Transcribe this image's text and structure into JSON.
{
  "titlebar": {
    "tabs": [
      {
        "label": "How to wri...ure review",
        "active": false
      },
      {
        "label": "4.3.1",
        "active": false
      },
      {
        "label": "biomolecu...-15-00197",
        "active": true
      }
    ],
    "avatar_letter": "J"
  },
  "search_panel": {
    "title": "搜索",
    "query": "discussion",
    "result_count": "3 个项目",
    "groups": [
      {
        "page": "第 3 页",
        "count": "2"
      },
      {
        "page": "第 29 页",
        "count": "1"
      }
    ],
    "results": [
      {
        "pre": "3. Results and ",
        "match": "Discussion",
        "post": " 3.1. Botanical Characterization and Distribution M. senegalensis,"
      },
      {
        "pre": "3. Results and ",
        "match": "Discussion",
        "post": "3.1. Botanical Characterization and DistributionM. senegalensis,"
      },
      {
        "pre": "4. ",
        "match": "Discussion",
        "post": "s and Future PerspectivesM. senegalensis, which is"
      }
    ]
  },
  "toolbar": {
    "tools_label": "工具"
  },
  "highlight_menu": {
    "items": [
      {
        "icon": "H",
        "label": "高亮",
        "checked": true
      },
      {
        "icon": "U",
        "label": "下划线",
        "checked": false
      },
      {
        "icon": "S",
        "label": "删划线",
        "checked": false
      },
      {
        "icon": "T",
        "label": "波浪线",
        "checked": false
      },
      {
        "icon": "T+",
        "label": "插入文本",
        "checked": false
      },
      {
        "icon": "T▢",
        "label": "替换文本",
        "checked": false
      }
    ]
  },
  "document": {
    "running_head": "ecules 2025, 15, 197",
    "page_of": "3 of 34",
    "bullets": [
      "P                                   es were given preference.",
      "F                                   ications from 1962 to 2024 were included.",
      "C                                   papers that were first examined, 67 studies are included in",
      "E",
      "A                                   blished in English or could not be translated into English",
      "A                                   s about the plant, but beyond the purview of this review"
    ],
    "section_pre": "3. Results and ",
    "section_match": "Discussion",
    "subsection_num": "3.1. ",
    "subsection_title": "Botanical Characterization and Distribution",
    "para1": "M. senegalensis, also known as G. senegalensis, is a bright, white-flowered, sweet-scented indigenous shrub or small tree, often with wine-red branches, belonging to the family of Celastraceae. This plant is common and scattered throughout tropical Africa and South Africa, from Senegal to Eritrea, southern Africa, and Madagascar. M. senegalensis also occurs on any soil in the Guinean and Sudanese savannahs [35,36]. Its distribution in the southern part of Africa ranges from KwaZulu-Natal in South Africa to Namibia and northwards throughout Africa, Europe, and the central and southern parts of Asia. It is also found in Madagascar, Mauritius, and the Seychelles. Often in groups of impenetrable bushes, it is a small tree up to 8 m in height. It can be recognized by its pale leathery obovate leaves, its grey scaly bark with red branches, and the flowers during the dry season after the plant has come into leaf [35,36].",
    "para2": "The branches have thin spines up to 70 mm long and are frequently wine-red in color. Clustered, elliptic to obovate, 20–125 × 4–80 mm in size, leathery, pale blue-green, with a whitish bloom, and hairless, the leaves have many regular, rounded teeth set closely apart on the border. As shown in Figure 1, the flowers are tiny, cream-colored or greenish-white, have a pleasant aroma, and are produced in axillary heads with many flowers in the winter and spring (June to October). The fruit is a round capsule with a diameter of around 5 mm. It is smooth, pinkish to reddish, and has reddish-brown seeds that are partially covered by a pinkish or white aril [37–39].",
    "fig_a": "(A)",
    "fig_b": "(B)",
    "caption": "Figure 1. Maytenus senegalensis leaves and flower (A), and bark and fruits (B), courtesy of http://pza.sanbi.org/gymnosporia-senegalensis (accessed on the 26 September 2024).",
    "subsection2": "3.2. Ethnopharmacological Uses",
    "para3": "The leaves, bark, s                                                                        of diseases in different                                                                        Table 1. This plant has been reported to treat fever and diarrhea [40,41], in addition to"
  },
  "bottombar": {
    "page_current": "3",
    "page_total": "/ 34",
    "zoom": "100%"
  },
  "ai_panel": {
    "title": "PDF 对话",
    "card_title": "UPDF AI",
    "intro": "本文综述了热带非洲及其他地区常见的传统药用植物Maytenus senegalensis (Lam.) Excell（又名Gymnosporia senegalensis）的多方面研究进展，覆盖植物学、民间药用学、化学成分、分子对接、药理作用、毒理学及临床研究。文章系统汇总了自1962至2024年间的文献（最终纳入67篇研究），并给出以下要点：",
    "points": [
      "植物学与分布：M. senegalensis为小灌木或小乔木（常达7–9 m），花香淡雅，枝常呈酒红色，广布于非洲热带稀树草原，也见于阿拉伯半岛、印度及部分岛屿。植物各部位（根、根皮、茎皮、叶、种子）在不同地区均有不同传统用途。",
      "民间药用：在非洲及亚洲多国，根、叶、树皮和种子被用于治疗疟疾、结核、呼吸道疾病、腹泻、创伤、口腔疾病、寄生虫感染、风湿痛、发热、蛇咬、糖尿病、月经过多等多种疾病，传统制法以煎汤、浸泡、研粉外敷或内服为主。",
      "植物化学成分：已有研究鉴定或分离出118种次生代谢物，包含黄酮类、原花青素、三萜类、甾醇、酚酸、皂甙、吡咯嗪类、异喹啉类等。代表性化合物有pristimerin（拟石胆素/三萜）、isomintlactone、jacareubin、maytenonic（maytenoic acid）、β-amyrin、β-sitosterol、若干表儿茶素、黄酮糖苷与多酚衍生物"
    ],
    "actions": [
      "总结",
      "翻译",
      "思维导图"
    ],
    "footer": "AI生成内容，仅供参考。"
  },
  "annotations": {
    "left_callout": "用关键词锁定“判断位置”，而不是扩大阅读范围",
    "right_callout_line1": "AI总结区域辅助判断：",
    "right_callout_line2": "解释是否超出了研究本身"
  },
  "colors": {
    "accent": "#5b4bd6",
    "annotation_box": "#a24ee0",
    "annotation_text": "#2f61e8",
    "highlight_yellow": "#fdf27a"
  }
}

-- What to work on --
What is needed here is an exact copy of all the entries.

-- Expected output --
Transcribe this image's text and structure into JSON.
{
  "titlebar": {
    "tabs": [
      {
        "label": "How to wri...ure review",
        "active": false
      },
      {
        "label": "4.3.1",
        "active": false
      },
      {
        "label": "biomolecu...-15-00197",
        "active": true
      }
    ],
    "avatar_letter": "J"
  },
  "search_panel": {
    "title": "搜索",
    "query": "discussion",
    "result_count": "3 个项目",
    "groups": [
      {
        "page": "第 3 页",
        "count": "2"
      },
      {
        "page": "第 29 页",
        "count": "1"
      }
    ],
    "results": [
      {
        "pre": "3. Results and ",
        "match": "Discussion",
        "post": " 3.1. Botanical Characterization and Distribution M. senegalensis,"
      },
      {
        "pre": "3. Results and ",
        "match": "Discussion",
        "post": "3.1. Botanical Characterization and DistributionM. senegalensis,"
      },
      {
        "pre": "4. ",
        "match": "Discussion",
        "post": "s and Future PerspectivesM. senegalensis, which is"
      }
    ]
  },
  "toolbar": {
    "tools_label": "工具"
  },
  "highlight_menu": {
    "items": [
      {
        "icon": "H",
        "label": "高亮",
        "checked": true
      },
      {
        "icon": "U",
        "label": "下划线",
        "checked": false
      },
      {
        "icon": "S",
        "label": "删划线",
        "checked": false
      },
      {
        "icon": "T",
        "label": "波浪线",
        "checked": false
      },
      {
        "icon": "T+",
        "label": "插入文本",
        "checked": false
      },
      {
        "icon": "T▢",
        "label": "替换文本",
        "checked": false
      }
    ]
  },
  "document": {
    "running_head": "ecules 2025, 15, 197",
    "page_of": "3 of 34",
    "bullets": [
      "P                                   es were given preference.",
      "F                                   ications from 1962 to 2024 were included.",
      "C                                   papers that were first examined, 67 studies are included in",
      "E",
      "A                                   blished in English or could not be translated into English",
      "A                                   s about the plant, but beyond the purview of this review"
    ],
    "section_pre": "3. Results and ",
    "section_match": "Discussion",
    "subsection_num": "3.1. ",
    "subsection_title": "Botanical Characterization and Distribution",
    "para1": "M. senegalensis, also known as G. senegalensis, is a bright, white-flowered, sweet-scented indigenous shrub or small tree, often with wine-red branches, belonging to the family of Celastraceae. This plant is common and scattered throughout tropical Africa and South Africa, from Senegal to Eritrea, southern Africa, and Madagascar. M. senegalensis also occurs on any soil in the Guinean and Sudanese savannahs [35,36]. Its distribution in the southern part of Africa ranges from KwaZulu-Natal in South Africa to Namibia and northwards throughout Africa, Europe, and the central and southern parts of Asia. It is also found in Madagascar, Mauritius, and the Seychelles. Often in groups of impenetrable bushes, it is a small tree up to 8 m in height. It can be recognized by its pale leathery obovate leaves, its grey scaly bark with red branches, and the flowers during the dry season after the plant has come into leaf [35,36].",
    "para2": "The branches have thin spines up to 70 mm long and are frequently wine-red in color. Clustered, elliptic to obovate, 20–125 × 4–80 mm in size, leathery, pale blue-green, with a whitish bloom, and hairless, the leaves have many regular, rounded teeth set closely apart on the border. As shown in Figure 1, the flowers are tiny, cream-colored or greenish-white, have a pleasant aroma, and are produced in axillary heads with many flowers in the winter and spring (June to October). The fruit is a round capsule with a diameter of around 5 mm. It is smooth, pinkish to reddish, and has reddish-brown seeds that are partially covered by a pinkish or white aril [37–39].",
    "fig_a": "(A)",
    "fig_b": "(B)",
    "caption": "Figure 1. Maytenus senegalensis leaves and flower (A), and bark and fruits (B), courtesy of http://pza.sanbi.org/gymnosporia-senegalensis (accessed on the 26 September 2024).",
    "subsection2": "3.2. Ethnopharmacological Uses",
    "para3": "The leaves, bark, s                                                                        of diseases in different                                                                        Table 1. This plant has been reported to treat fever and diarrhea [40,41], in addition to"
  },
  "bottombar": {
    "page_current": "3",
    "page_total": "/ 34",
    "zoom": "100%"
  },
  "ai_panel": {
    "title": "PDF 对话",
    "card_title": "UPDF AI",
    "intro": "本文综述了热带非洲及其他地区常见的传统药用植物Maytenus senegalensis (Lam.) Excell（又名Gymnosporia senegalensis）的多方面研究进展，覆盖植物学、民间药用学、化学成分、分子对接、药理作用、毒理学及临床研究。文章系统汇总了自1962至2024年间的文献（最终纳入67篇研究），并给出以下要点：",
    "points": [
      "植物学与分布：M. senegalensis为小灌木或小乔木（常达7–9 m），花香淡雅，枝常呈酒红色，广布于非洲热带稀树草原，也见于阿拉伯半岛、印度及部分岛屿。植物各部位（根、根皮、茎皮、叶、种子）在不同地区均有不同传统用途。",
      "民间药用：在非洲及亚洲多国，根、叶、树皮和种子被用于治疗疟疾、结核、呼吸道疾病、腹泻、创伤、口腔疾病、寄生虫感染、风湿痛、发热、蛇咬、糖尿病、月经过多等多种疾病，传统制法以煎汤、浸泡、研粉外敷或内服为主。",
      "植物化学成分：已有研究鉴定或分离出118种次生代谢物，包含黄酮类、原花青素、三萜类、甾醇、酚酸、皂甙、吡咯嗪类、异喹啉类等。代表性化合物有pristimerin（拟石胆素/三萜）、isomintlactone、jacareubin、maytenonic（maytenoic acid）、β-amyrin、β-sitosterol、若干表儿茶素、黄酮糖苷与多酚衍生物"
    ],
    "actions": [
      "总结",
      "翻译",
      "思维导图"
    ],
    "footer": "AI生成内容，仅供参考。"
  },
  "annotations": {
    "left_callout": "用关键词锁定“判断位置”，而不是扩大阅读范围",
    "right_callout_line1": "AI总结区域辅助判断：",
    "right_callout_line2": "解释是否超出了研究本身"
  },
  "colors": {
    "accent": "#5b4bd6",
    "annotation_box": "#a24ee0",
    "annotation_text": "#2f61e8",
    "highlight_yellow": "#fdf27a"
  }
}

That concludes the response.